──────── PROVIDED DATA

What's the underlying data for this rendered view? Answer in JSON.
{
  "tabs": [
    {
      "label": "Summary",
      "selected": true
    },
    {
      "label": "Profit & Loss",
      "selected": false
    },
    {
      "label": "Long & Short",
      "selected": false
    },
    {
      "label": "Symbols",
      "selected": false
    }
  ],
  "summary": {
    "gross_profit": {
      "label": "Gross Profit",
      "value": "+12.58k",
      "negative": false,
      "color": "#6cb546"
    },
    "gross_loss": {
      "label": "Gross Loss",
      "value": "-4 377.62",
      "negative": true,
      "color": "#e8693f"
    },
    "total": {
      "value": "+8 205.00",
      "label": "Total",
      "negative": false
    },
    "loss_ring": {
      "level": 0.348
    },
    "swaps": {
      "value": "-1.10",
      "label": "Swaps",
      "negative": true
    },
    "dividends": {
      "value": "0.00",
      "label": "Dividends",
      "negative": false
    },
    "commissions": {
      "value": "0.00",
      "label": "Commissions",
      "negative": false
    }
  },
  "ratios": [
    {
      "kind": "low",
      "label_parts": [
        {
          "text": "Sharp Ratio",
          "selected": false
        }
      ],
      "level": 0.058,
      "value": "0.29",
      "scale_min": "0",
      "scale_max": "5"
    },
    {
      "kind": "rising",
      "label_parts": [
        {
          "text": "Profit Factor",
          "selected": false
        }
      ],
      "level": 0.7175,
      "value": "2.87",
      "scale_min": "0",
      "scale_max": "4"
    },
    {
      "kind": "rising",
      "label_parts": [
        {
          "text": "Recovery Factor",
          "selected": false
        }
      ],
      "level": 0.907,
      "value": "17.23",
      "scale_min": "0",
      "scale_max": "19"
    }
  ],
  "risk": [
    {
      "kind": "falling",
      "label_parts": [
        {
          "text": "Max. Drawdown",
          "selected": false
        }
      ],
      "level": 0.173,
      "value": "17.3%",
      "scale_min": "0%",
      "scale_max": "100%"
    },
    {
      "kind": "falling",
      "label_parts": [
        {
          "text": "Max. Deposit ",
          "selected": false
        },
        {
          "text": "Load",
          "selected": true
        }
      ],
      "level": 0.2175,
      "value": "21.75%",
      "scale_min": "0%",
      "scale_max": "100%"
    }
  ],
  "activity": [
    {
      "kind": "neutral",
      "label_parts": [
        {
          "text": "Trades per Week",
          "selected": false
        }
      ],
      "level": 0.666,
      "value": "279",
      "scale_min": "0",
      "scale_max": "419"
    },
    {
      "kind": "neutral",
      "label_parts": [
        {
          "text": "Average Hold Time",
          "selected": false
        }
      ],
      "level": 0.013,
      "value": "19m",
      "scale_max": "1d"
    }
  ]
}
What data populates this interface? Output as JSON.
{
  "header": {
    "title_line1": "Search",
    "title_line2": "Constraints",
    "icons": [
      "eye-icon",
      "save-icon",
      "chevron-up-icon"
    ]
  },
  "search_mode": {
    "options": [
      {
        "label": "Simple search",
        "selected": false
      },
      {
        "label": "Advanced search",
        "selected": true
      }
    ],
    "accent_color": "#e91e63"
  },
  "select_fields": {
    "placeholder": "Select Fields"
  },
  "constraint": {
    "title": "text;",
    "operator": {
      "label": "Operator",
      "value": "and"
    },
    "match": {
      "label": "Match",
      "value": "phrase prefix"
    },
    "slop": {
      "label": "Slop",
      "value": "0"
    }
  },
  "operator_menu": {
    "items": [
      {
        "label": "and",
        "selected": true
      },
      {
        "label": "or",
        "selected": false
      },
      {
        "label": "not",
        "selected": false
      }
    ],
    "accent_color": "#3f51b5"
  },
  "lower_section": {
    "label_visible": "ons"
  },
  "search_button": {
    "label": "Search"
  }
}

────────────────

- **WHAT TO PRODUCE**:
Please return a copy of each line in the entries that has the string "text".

- **RESPONSE TO THIS TASK**:
          "text": "Sharp Ratio",
          "text": "Profit Factor",
          "text": "Recovery Factor",
          "text": "Max. Drawdown",
          "text": "Max. Deposit ",
          "text": "Load",
          "text": "Trades per Week",
          "text": "Average Hold Time",
    "title": "text;",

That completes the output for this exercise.